Pronounced: brih-VILL-uh-kwens, noun
Notes: You might be able to guess this word’s meaning
The phrase Garrison finish is “a finish in which the winner comes from behind at the end”
I have conflicting reports; one said that this phrase came into being in the late 1800s or early 1900s. However, another source says that the phrase appeared in the 1930s.
Background / Comments
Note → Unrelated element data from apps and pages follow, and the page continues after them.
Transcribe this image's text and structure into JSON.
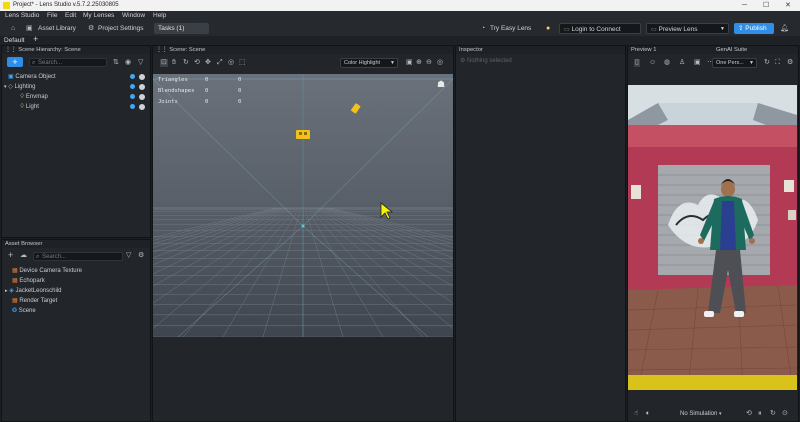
{
  "window": {
    "title": "Project* - Lens Studio v.5.7.2.25030805"
  },
  "menu": [
    "Lens Studio",
    "File",
    "Edit",
    "My Lenses",
    "Window",
    "Help"
  ],
  "toolbar": {
    "asset_library": "Asset Library",
    "project_settings": "Project Settings",
    "tasks": "Tasks (1)",
    "try_easy_lens": "Try Easy Lens",
    "login": "Login to Connect",
    "preview_lens": "Preview Lens",
    "publish": "Publish"
  },
  "layout_tab": "Default",
  "scene_hierarchy": {
    "title": "Scene Hierarchy: Scene",
    "search_placeholder": "Search...",
    "items": [
      "Camera Object",
      "Lighting",
      "Envmap",
      "Light"
    ]
  },
  "scene": {
    "title": "Scene: Scene",
    "dropdown": "Color Highlight",
    "stats": [
      {
        "label": "Triangles",
        "v1": "0",
        "v2": "0"
      },
      {
        "label": "Blendshapes",
        "v1": "0",
        "v2": "0"
      },
      {
        "label": "Joints",
        "v1": "0",
        "v2": "0"
      }
    ]
  },
  "inspector": {
    "title": "Inspector",
    "empty": "Nothing selected"
  },
  "preview": {
    "title": "Preview 1",
    "genai_title": "GenAI Suite",
    "camera": "One Pers...",
    "simulation": "No Simulation"
  },
  "asset_browser": {
    "title": "Asset Browser",
    "search_placeholder": "Search...",
    "items": [
      "Device Camera Texture",
      "Echopark",
      "JacketLeonschild",
      "Render Target",
      "Scene"
    ]
  },
  "colors": {
    "accent": "#2f8fe8",
    "gizmo": "#f2c21b",
    "title": "#f2f2f2"
  }
}
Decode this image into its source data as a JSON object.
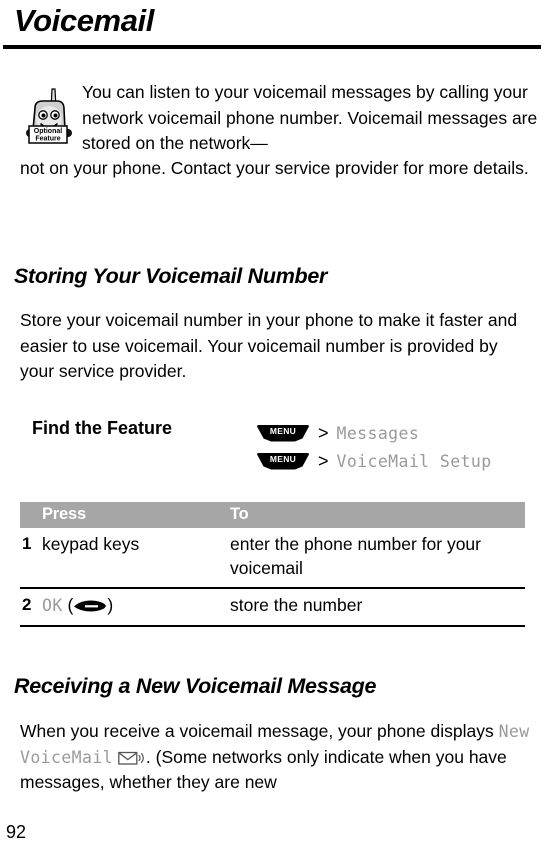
{
  "page": {
    "title": "Voicemail",
    "number": "92"
  },
  "note": {
    "icon_label_line1": "Optional",
    "icon_label_line2": "Feature",
    "text_part1": "You can listen to your voicemail messages by calling your network voicemail phone number. Voicemail messages are stored on the network—",
    "text_part2": "not on your phone. Contact your service provider for more details."
  },
  "sections": {
    "storing": {
      "heading": "Storing Your Voicemail Number",
      "paragraph": "Store your voicemail number in your phone to make it faster and easier to use voicemail. Your voicemail number is provided by your service provider."
    },
    "receiving": {
      "heading": "Receiving a New Voicemail Message",
      "paragraph_before": "When you receive a voicemail message, your phone displays ",
      "display_text": "New VoiceMail",
      "paragraph_after": ". (Some networks only indicate when you have messages, whether they are new"
    }
  },
  "find_the_feature": {
    "label": "Find the Feature",
    "paths": [
      {
        "key": "MENU",
        "separator": ">",
        "target": "Messages"
      },
      {
        "key": "MENU",
        "separator": ">",
        "target": "VoiceMail Setup"
      }
    ]
  },
  "steps_table": {
    "headers": {
      "press": "Press",
      "to": "To"
    },
    "rows": [
      {
        "num": "1",
        "press": "keypad keys",
        "to": "enter the phone number for your voicemail"
      },
      {
        "num": "2",
        "press_key": "OK",
        "press_paren_open": "(",
        "press_paren_close": ")",
        "to": "store the number"
      }
    ]
  },
  "colors": {
    "table_header_bg": "#a6a6a6",
    "mono_gray": "#9a9a9a",
    "rule": "#000000"
  }
}
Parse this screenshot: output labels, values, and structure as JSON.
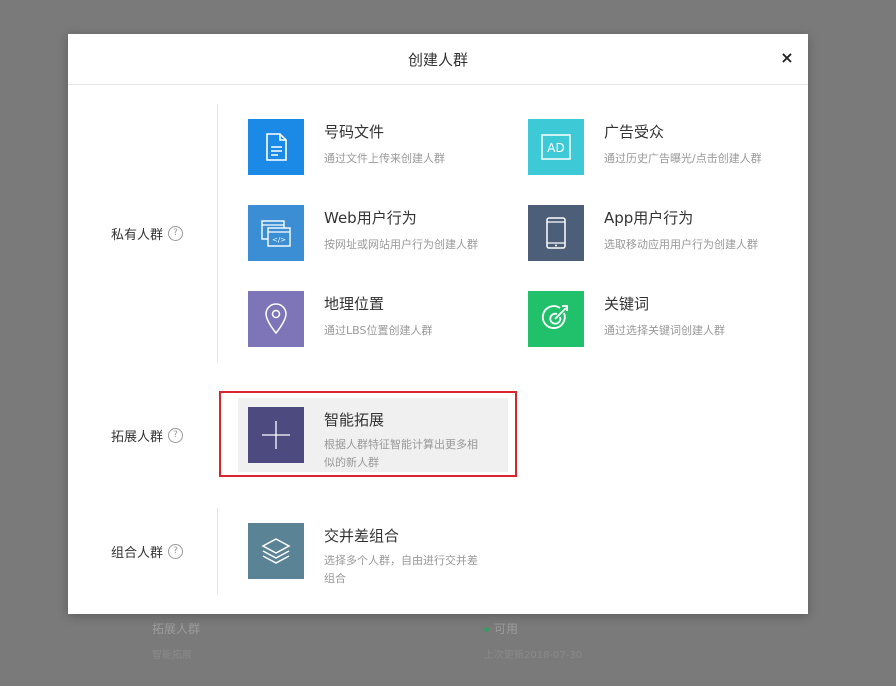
{
  "dialog": {
    "title": "创建人群",
    "close_label": "×"
  },
  "sections": {
    "private": {
      "label": "私有人群",
      "help": "?"
    },
    "expand": {
      "label": "拓展人群",
      "help": "?"
    },
    "combine": {
      "label": "组合人群",
      "help": "?"
    }
  },
  "cards": {
    "number_file": {
      "title": "号码文件",
      "desc": "通过文件上传来创建人群",
      "color": "#1a8ae6",
      "icon": "document-icon"
    },
    "ad_audience": {
      "title": "广告受众",
      "desc": "通过历史广告曝光/点击创建人群",
      "color": "#3ec9d6",
      "icon": "ad-icon",
      "icon_text": "AD"
    },
    "web_behavior": {
      "title": "Web用户行为",
      "desc": "按网址或网站用户行为创建人群",
      "color": "#3b8ed4",
      "icon": "web-browser-icon"
    },
    "app_behavior": {
      "title": "App用户行为",
      "desc": "选取移动应用用户行为创建人群",
      "color": "#4d5e78",
      "icon": "mobile-phone-icon"
    },
    "geo_location": {
      "title": "地理位置",
      "desc": "通过LBS位置创建人群",
      "color": "#7d75b8",
      "icon": "location-pin-icon"
    },
    "keyword": {
      "title": "关键词",
      "desc": "通过选择关键词创建人群",
      "color": "#21c16b",
      "icon": "target-icon"
    },
    "smart_expand": {
      "title": "智能拓展",
      "desc_line1": "根据人群特征智能计算出更多相",
      "desc_line2": "似的新人群",
      "color": "#4d4a80",
      "icon": "plus-icon"
    },
    "intersection": {
      "title": "交并差组合",
      "desc_line1": "选择多个人群，自由进行交并差",
      "desc_line2": "组合",
      "color": "#5b8396",
      "icon": "layers-icon"
    }
  },
  "background": {
    "col1_title": "拓展人群",
    "col1_sub": "智能拓展",
    "col2_title": "可用",
    "col2_sub": "上次更新2018-07-30"
  }
}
Our phrase is named after Edward “Snapper” Garrison, who was a jockey for 16 years in the mid- to late 1800s and won may races in a spectacular, come-from-behind fashion. People began using our phrase to mean any come-from-behind win. I’ve never heard or read the phrase to the best of my memory.